▸ **The records**
* * *

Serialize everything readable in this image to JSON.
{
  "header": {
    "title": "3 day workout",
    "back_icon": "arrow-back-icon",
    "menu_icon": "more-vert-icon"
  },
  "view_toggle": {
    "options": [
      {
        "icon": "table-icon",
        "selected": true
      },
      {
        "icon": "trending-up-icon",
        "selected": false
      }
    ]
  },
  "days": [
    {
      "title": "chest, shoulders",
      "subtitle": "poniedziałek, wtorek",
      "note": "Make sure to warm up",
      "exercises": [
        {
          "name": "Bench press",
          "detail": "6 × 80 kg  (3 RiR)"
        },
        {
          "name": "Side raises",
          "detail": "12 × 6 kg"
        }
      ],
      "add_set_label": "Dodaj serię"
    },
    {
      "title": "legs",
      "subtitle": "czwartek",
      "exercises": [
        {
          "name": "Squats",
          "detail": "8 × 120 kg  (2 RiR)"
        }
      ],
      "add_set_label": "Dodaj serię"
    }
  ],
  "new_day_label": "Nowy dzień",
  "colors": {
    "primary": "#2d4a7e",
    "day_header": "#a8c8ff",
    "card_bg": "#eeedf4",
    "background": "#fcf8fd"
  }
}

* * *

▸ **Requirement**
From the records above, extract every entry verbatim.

▸ **Task result**
Serialize everything readable in this image to JSON.
{
  "header": {
    "title": "3 day workout",
    "back_icon": "arrow-back-icon",
    "menu_icon": "more-vert-icon"
  },
  "view_toggle": {
    "options": [
      {
        "icon": "table-icon",
        "selected": true
      },
      {
        "icon": "trending-up-icon",
        "selected": false
      }
    ]
  },
  "days": [
    {
      "title": "chest, shoulders",
      "subtitle": "poniedziałek, wtorek",
      "note": "Make sure to warm up",
      "exercises": [
        {
          "name": "Bench press",
          "detail": "6 × 80 kg  (3 RiR)"
        },
        {
          "name": "Side raises",
          "detail": "12 × 6 kg"
        }
      ],
      "add_set_label": "Dodaj serię"
    },
    {
      "title": "legs",
      "subtitle": "czwartek",
      "exercises": [
        {
          "name": "Squats",
          "detail": "8 × 120 kg  (2 RiR)"
        }
      ],
      "add_set_label": "Dodaj serię"
    }
  ],
  "new_day_label": "Nowy dzień",
  "colors": {
    "primary": "#2d4a7e",
    "day_header": "#a8c8ff",
    "card_bg": "#eeedf4",
    "background": "#fcf8fd"
  }
}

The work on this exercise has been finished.